Wheat Flour, Wheat Bran, Meat and Bone Meal, Beef Fat (Preserved with BHA), Poultry By-Product Meal, Wheat Germ, Chicken Meal, Salt, Bacon Fat, Dicalcium Phosphate, Titanium Dioxide (Color), Brewers Dried Yeast, Malted Barley Flour, Iron Oxide (Color), Choline Chloride, Minerals (Ferrous Sulfate, Zinc Oxide, Manganous Oxide, Copper Sulfate, Calcium Iodate, Sodium Selenite), Vitamins (Vitamin E Supplement, Vitamin A Supplement, Niacin Supplement, D-Calcium Pantothenate, Riboflavin Supplement, Pyridoxine Hydrochloride, Vitamin D3 Supplement, Folic Acid, Biotin, Vitamin B12 Supplement), Sodium Metabisulfite, Red 40, BHA (Used as a Preservative), Blue 1.
The point of homemade dog treats is to stay away from preservatives, chemicals, dyes and all the other nonsense. Be smart. Do extensive research on the ingredients you wish to use and the alternative to each of them. Even if you think your dog has a ‘tolerance’ for milk, you should use it regardless unless you 100% know of any additives. In that case I just take milk right out of the equation. Theres no need for it anyway.
It may not be a good idea to stock up on several bags, as the main issue with this eight best healthy dog treats choice is that a few pet owners noticed some molds formed in the older bags. They may also become hard and dry the longer they are stocked, instead of soft and chewy like granola. Aside from that, pets just loved these treats, and owners feel assured that they’re nutritious and safe for their dogs.
As you can see from the reviews above, customers agree that even the pickiest of dogs love any type of organic dog treats, but are even more eager to please when offered Rocco & Roxie Supply Co treats over others. Although the price tag is a deterrent for some, others insist that these best healthy dog treats are worth the cost on account of the value of the product and these being USDA organic certified treats. Customers appreciate the fact that these natural dog treats do not leave the typical smell and grease on their hands, and, unlike other treats, the jerky sticks actually smell very pleasant according to most.

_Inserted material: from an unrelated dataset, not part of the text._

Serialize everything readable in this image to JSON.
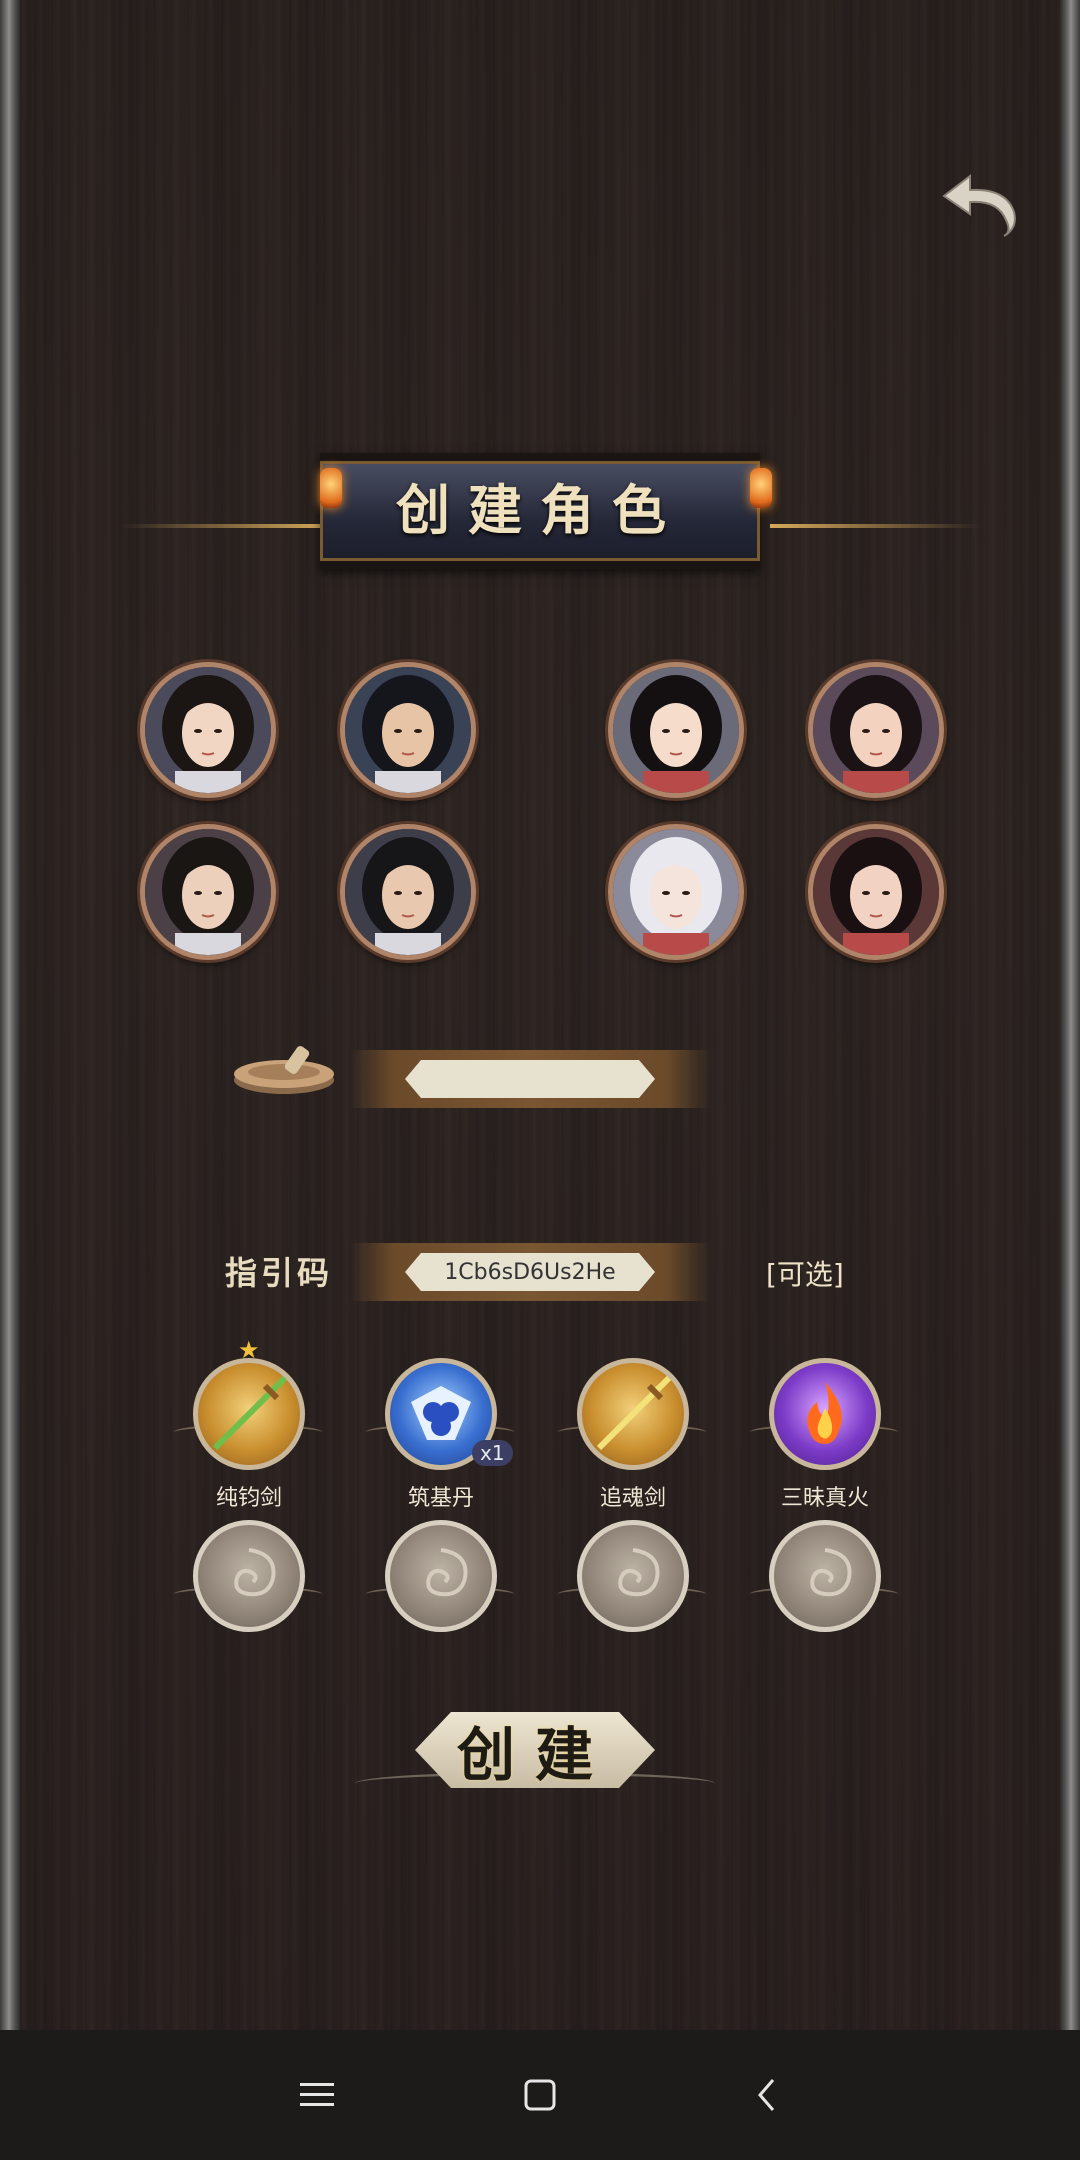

Below we'll discuss more on how to choose the best dog treats that are healthy and we've used tips and advice from veterinarians and guidelines from several studies and University websites to come up with ranking factors for the best healthy dog treats, and after analyzing hundreds of them, managed to find nine options that fit the bill. Here are the top five picks, with more following down below:
No, not upset – I suppose I read into that a bit. We used to live the the SF bay area and there’s complete PC madness going there. You’re literally given dirty looks by people if you should dare refer to yourself as a pet “owner.” It’s not as if I’ve ever viewed a dog as my “possession” but some crazies there have decided to interpret it as such. My fault for reading into your post a bit too much.
From the dog treat reviews above, you can see that customers agree that these premium dog treats are the perfect size for dog training (depending on the dog), although some customers choose to break them in two (pre-perforated) pieces when used as such. Dogs with digestive problems seem to eat these gourmet dog treats with no issue, which makes them a great option for canines with sensitive tummies.
As far as size goes, you need smaller dog treats for training sessions. When teaching your dog a new trick or lesson, you’ll have to reward them several times so they know that their doing a good job. Smaller, low calories treats are your best option. All of the options for dogs on the list are relatively small and great for these extended training sessions.
Milk-Bone Soft & Chewy Chicken Recipe Dog Treats offer a tender texture that makes them easy to chew. And because they’re made with real chicken, they’re rich in protein and offer a decadent, savory flavor your dog will crave. The chews should be fed as a snack or treat as part of your pet’s regular healthy diet. Break into small pieces for smaller dogs.
Kimberly received her Bachelor of Arts in multimedia journalism from Simpson College. She has been writing about dogs since 2014, covering subjects such as dog insurance, training, health, accessories and more. Her natural curiosity helps her research as she seeks the truth when learning about, comparing and personally testing canine products and services. With every piece she writes, her goal is to help our readers find the best fit for their unique needs.